Climate change has emerged as a major challenge to our agriculture, indeed to the management of our economy as a whole. The immediate problems that our farmers face relate to intra-seasonal variability of rainfall, extreme events and unseasonal rains. These aberrations cause heavy losses to our crops every year. There is therefore an urgent necessity for us to speed up our efforts to evolve climate-resilient crop varieties, cropping patterns and management practices. I am very happy that the ICAR is implementing a major scheme, the National Initiative on Climate Resilient Agriculture and has set up the state-of-the-art National Institute on Abiotic Stress Management. The National Mission for Sustainable Agriculture, which is one of the eight Missions under our National Action Plan on Climate Change also seeks to devise appropriate adaptation and mitigation strategies for ensuring food security, enhancing livelihood opportunities and contributing to economic stability at the national level.
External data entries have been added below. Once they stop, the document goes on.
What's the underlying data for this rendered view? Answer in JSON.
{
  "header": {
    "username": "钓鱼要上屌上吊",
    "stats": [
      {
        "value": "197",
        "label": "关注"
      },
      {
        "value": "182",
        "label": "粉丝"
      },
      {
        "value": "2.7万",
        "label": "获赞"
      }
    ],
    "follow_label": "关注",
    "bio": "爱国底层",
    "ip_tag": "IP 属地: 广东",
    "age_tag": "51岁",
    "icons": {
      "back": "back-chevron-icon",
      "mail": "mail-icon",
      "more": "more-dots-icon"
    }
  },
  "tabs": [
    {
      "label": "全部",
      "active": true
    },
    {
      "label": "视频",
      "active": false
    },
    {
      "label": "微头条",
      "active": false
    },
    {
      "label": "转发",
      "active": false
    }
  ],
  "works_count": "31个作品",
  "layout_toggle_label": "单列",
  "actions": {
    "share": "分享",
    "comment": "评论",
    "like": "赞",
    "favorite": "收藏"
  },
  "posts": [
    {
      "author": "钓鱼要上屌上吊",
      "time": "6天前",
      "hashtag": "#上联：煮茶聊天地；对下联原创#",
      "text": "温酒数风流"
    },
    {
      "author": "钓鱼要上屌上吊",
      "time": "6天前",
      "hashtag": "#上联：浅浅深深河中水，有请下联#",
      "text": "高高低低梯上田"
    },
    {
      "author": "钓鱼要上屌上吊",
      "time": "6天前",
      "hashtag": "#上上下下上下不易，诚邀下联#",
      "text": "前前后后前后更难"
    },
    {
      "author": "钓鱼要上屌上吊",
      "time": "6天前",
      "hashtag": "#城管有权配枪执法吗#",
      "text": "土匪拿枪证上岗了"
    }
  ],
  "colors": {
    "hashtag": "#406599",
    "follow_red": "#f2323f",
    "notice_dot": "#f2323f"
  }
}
I would like to touch upon two other areas that we need to focus on for accelerating our agricultural performance. The first is the protection of crops, animals and farm produce against new and emerging diseases and pathogens. The second is careful application of biotechnology to improve productivity, enable better resilience to stress and also enhance the incomes of our farmers. I hope our agricultural Research and Development institutions will pay the required attention to these areas in the coming years.

Our government, in the last seven years has taken several new initiatives in the agricultural sector. I congratulate my friend and colleague Shri Sharad Pawar for many of these initiatives. Many of these initiatives have shown encouraging results. But we need to build upon this achievement in the Twelfth Five-Year Plan. The Twelfth Plan must ensure further progress in areas of achievement and also remove the deficiencies in areas where our achievements have fallen short of expectations or objective potential of our economy. I urge all our scientists, and technologists, and extension experts to share their experiences and personal assessments of these new initiatives with the Planning Commission and the Ministry of Agriculture so that the Twelfth Five-Year Plan can tackle the many new challenges that have emerged in the last few years. I urge you to introspect on how your own research can contribute to the achievement of higher goals for these initiatives.

As the country's apex organization for coordinating, guiding and managing research and education in agriculture including horticulture, fisheries and animal sciences, the ICAR carries an enormous responsibility on its shoulders. Unfortunately there is an impression among many that the National Agricultural Research System has become somewhat insular over time and responds less well to specific demands from those in the field. You must never lose sight of the fact that your main client is the Indian farmer. Unless you engage with farmers and their problems, you will not succeed in transforming new knowledge into higher productivity and better incomes for our farmers. You must get your research questions primarily from the farmers. This is perhaps the most difficult of the challenges that you must overcome in the years ahead and which can test your commitment and ability.

I am sure the ICAR is already putting in place robust mechanisms to strengthen interaction between agricultural scientists and our farmers and also to ensure better convergence between research and development needs. I hope that you will use this occasion of the foundation day to reflect on your work and on your achievements. Such reflection, I am sure would spur you to look far and wide, look at the best research organizations in the country and abroad and adopt new, and more democratic systems and processes for organizing research free from the usual bureaucratic hierarchies and excessive rigidities.

You have a record to be proud of and although the future challenges are truly enormous, I am sure our agricultural research system will succeed in delivering the national good, whatever be the odds. With these words, I wish the ICAR family, all success in its efforts. May God bless your path.”


(Release ID :73296)